Your instructions - Could you output all of the records below exactly as they appear?
═══ Raw data
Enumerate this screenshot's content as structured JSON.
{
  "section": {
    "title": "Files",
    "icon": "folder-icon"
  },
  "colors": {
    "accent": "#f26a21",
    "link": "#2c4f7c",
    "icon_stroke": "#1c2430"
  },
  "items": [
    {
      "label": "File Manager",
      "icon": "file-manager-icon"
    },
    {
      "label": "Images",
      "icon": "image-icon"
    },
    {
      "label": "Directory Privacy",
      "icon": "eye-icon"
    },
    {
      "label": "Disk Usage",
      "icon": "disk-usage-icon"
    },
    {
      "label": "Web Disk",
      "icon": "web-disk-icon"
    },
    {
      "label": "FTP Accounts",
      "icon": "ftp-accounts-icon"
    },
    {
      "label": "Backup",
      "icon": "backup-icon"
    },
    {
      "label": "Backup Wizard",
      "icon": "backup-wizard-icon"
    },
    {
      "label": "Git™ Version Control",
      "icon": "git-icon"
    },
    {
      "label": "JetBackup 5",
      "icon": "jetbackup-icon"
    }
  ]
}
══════
Task result -
Enumerate this screenshot's content as structured JSON.
{
  "section": {
    "title": "Files",
    "icon": "folder-icon"
  },
  "colors": {
    "accent": "#f26a21",
    "link": "#2c4f7c",
    "icon_stroke": "#1c2430"
  },
  "items": [
    {
      "label": "File Manager",
      "icon": "file-manager-icon"
    },
    {
      "label": "Images",
      "icon": "image-icon"
    },
    {
      "label": "Directory Privacy",
      "icon": "eye-icon"
    },
    {
      "label": "Disk Usage",
      "icon": "disk-usage-icon"
    },
    {
      "label": "Web Disk",
      "icon": "web-disk-icon"
    },
    {
      "label": "FTP Accounts",
      "icon": "ftp-accounts-icon"
    },
    {
      "label": "Backup",
      "icon": "backup-icon"
    },
    {
      "label": "Backup Wizard",
      "icon": "backup-wizard-icon"
    },
    {
      "label": "Git™ Version Control",
      "icon": "git-icon"
    },
    {
      "label": "JetBackup 5",
      "icon": "jetbackup-icon"
    }
  ]
}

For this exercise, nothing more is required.